Narrator: This is Science Today. Understanding day-to-day changes in the atmosphere has long been a key factor in determining the global climate, but it wasn't until fairly recently that scientists came up with a technique to measure such changes in the ocean. Peter Worcester, a research oceanographer at the University of California's Scripps Institution of Oceanography, has been working with acoustics to track large-scale changes in the ocean in an effort to draw maps similar to those of the atmosphere.

Worcester: We're really getting to the point where, not this year but maybe in five years, we'll be able to generate maps like that of the ocean. Temperature structures, salinity structure, its current structure.
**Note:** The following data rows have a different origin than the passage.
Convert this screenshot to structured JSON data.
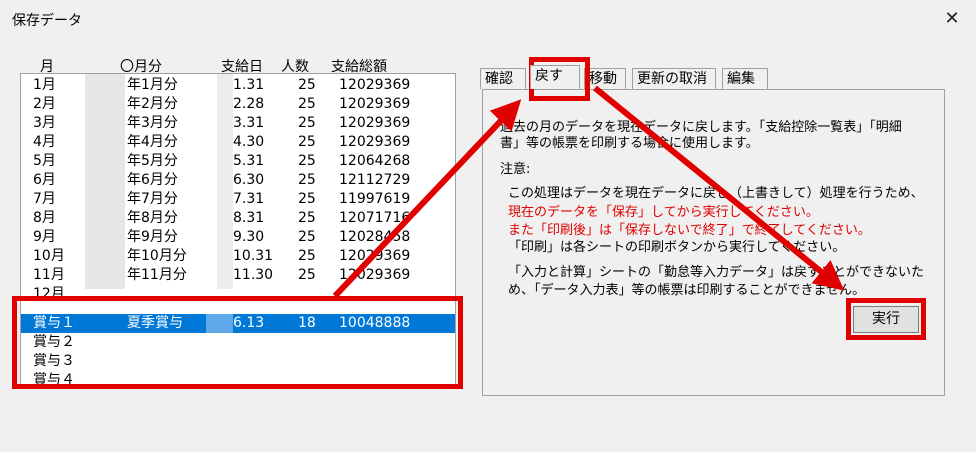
{
  "window": {
    "title": "保存データ",
    "close_glyph": "✕"
  },
  "columns": {
    "month": "月",
    "period": "〇月分",
    "paydate": "支給日",
    "count": "人数",
    "total": "支給総額"
  },
  "rows": [
    {
      "month": "1月",
      "period": "年1月分",
      "paydate": "1.31",
      "count": "25",
      "total": "12029369"
    },
    {
      "month": "2月",
      "period": "年2月分",
      "paydate": "2.28",
      "count": "25",
      "total": "12029369"
    },
    {
      "month": "3月",
      "period": "年3月分",
      "paydate": "3.31",
      "count": "25",
      "total": "12029369"
    },
    {
      "month": "4月",
      "period": "年4月分",
      "paydate": "4.30",
      "count": "25",
      "total": "12029369"
    },
    {
      "month": "5月",
      "period": "年5月分",
      "paydate": "5.31",
      "count": "25",
      "total": "12064268"
    },
    {
      "month": "6月",
      "period": "年6月分",
      "paydate": "6.30",
      "count": "25",
      "total": "12112729"
    },
    {
      "month": "7月",
      "period": "年7月分",
      "paydate": "7.31",
      "count": "25",
      "total": "11997619"
    },
    {
      "month": "8月",
      "period": "年8月分",
      "paydate": "8.31",
      "count": "25",
      "total": "12071716"
    },
    {
      "month": "9月",
      "period": "年9月分",
      "paydate": "9.30",
      "count": "25",
      "total": "12028458"
    },
    {
      "month": "10月",
      "period": "年10月分",
      "paydate": "10.31",
      "count": "25",
      "total": "12029369"
    },
    {
      "month": "11月",
      "period": "年11月分",
      "paydate": "11.30",
      "count": "25",
      "total": "12029369"
    },
    {
      "month": "12月",
      "period": "",
      "paydate": "",
      "count": "",
      "total": ""
    },
    {
      "month": "賞与１",
      "period": "夏季賞与",
      "paydate": "6.13",
      "count": "18",
      "total": "10048888"
    },
    {
      "month": "賞与２",
      "period": "",
      "paydate": "",
      "count": "",
      "total": ""
    },
    {
      "month": "賞与３",
      "period": "",
      "paydate": "",
      "count": "",
      "total": ""
    },
    {
      "month": "賞与４",
      "period": "",
      "paydate": "",
      "count": "",
      "total": ""
    }
  ],
  "tabs": [
    {
      "label": "確認"
    },
    {
      "label": "戻す"
    },
    {
      "label": "移動"
    },
    {
      "label": "更新の取消"
    },
    {
      "label": "編集"
    }
  ],
  "panel": {
    "line1": "過去の月のデータを現在データに戻します。「支給控除一覧表」「明細",
    "line2": "書」等の帳票を印刷する場合に使用します。",
    "note_label": "注意:",
    "note1": "この処理はデータを現在データに戻し（上書きして）処理を行うため、",
    "warn1": "現在のデータを「保存」してから実行してください。",
    "warn2": "また「印刷後」は「保存しないで終了」で終了してください。",
    "note2": "「印刷」は各シートの印刷ボタンから実行してください。",
    "note3": "「入力と計算」シートの「勤怠等入力データ」は戻すことができないた",
    "note4": "め、「データ入力表」等の帳票は印刷することができません。"
  },
  "exec_label": "実行",
  "colors": {
    "accent_red": "#e00000",
    "selection_blue": "#0078d7"
  }
}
Up until now, oceanography's been kind of backwards relative to the atmosphere in that we haven't been able to measure the day-to-day changes.

Narrator: Worcester says ocean measurements are needed to determine the effects of global warming on the climate.

Worcester: The ocean can store more heat in its top few meters than the entire atmosphere. To understand what's happening to our planet in terms of it's climate, it's weather, you really need to understand both of these.

Narrator: For Science Today, I'm Larissa Branin